**ASSIGNED TASK:** In your copy, each record should read exactly as it does below, and no pictures should be present.
....................
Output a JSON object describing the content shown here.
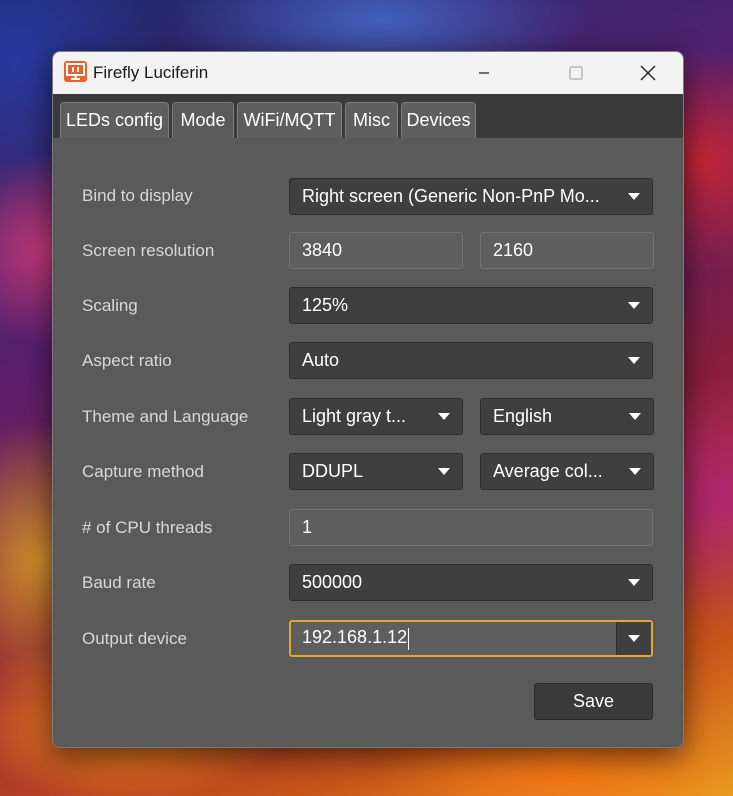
{
  "window": {
    "title": "Firefly Luciferin",
    "controls": {
      "minimize": "minimize-icon",
      "maximize": "maximize-icon",
      "close": "close-icon"
    }
  },
  "tabs": [
    {
      "label": "LEDs config",
      "active": false
    },
    {
      "label": "Mode",
      "active": true
    },
    {
      "label": "WiFi/MQTT",
      "active": false
    },
    {
      "label": "Misc",
      "active": false
    },
    {
      "label": "Devices",
      "active": false
    }
  ],
  "form": {
    "bind_display": {
      "label": "Bind to display",
      "value": "Right screen (Generic Non-PnP Mo..."
    },
    "screen_resolution": {
      "label": "Screen resolution",
      "width": "3840",
      "height": "2160"
    },
    "scaling": {
      "label": "Scaling",
      "value": "125%"
    },
    "aspect_ratio": {
      "label": "Aspect ratio",
      "value": "Auto"
    },
    "theme_language": {
      "label": "Theme and Language",
      "theme": "Light gray t...",
      "language": "English"
    },
    "capture_method": {
      "label": "Capture method",
      "method": "DDUPL",
      "color_mode": "Average col..."
    },
    "cpu_threads": {
      "label": "# of CPU threads",
      "value": "1"
    },
    "baud_rate": {
      "label": "Baud rate",
      "value": "500000"
    },
    "output_device": {
      "label": "Output device",
      "value": "192.168.1.12"
    }
  },
  "actions": {
    "save_label": "Save"
  },
  "colors": {
    "accent_focus": "#e3a633",
    "app_icon": "#e8612c",
    "window_bg": "#5a5a5a"
  }
}
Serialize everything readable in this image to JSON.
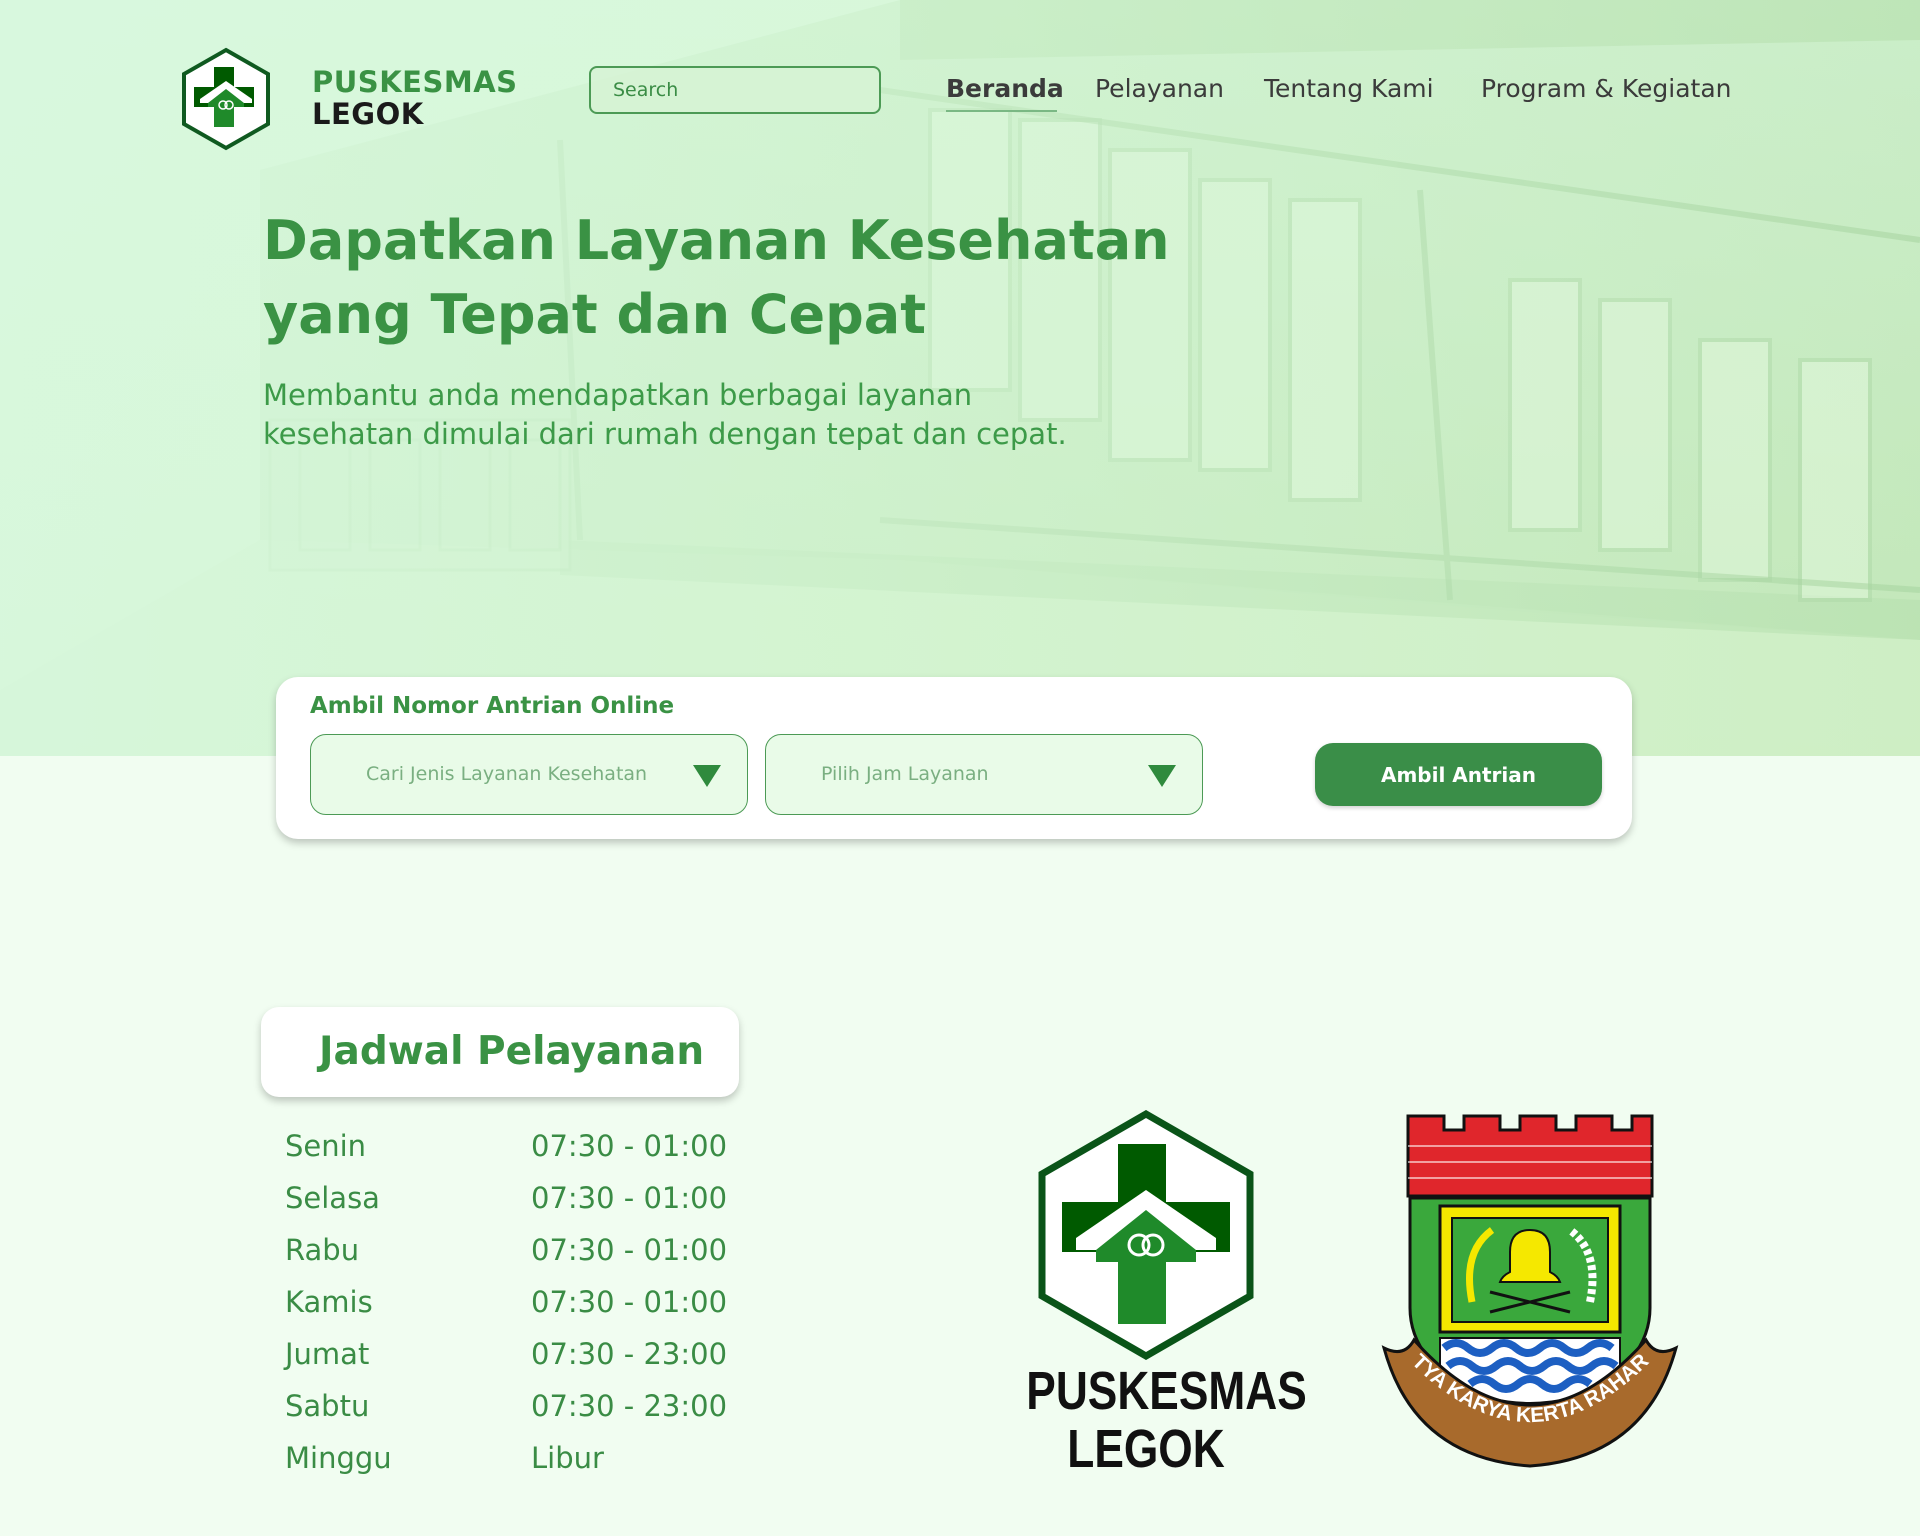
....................
**RESPONSE:**
Output a JSON object describing the content shown here.
{
  "window": {
    "title": "Firefly Luciferin",
    "controls": {
      "minimize": "minimize-icon",
      "maximize": "maximize-icon",
      "close": "close-icon"
    }
  },
  "tabs": [
    {
      "label": "LEDs config",
      "active": false
    },
    {
      "label": "Mode",
      "active": true
    },
    {
      "label": "WiFi/MQTT",
      "active": false
    },
    {
      "label": "Misc",
      "active": false
    },
    {
      "label": "Devices",
      "active": false
    }
  ],
  "form": {
    "bind_display": {
      "label": "Bind to display",
      "value": "Right screen (Generic Non-PnP Mo..."
    },
    "screen_resolution": {
      "label": "Screen resolution",
      "width": "3840",
      "height": "2160"
    },
    "scaling": {
      "label": "Scaling",
      "value": "125%"
    },
    "aspect_ratio": {
      "label": "Aspect ratio",
      "value": "Auto"
    },
    "theme_language": {
      "label": "Theme and Language",
      "theme": "Light gray t...",
      "language": "English"
    },
    "capture_method": {
      "label": "Capture method",
      "method": "DDUPL",
      "color_mode": "Average col..."
    },
    "cpu_threads": {
      "label": "# of CPU threads",
      "value": "1"
    },
    "baud_rate": {
      "label": "Baud rate",
      "value": "500000"
    },
    "output_device": {
      "label": "Output device",
      "value": "192.168.1.12"
    }
  },
  "actions": {
    "save_label": "Save"
  },
  "colors": {
    "accent_focus": "#e3a633",
    "app_icon": "#e8612c",
    "window_bg": "#5a5a5a"
  }
}
Serialize everything readable in this image to JSON.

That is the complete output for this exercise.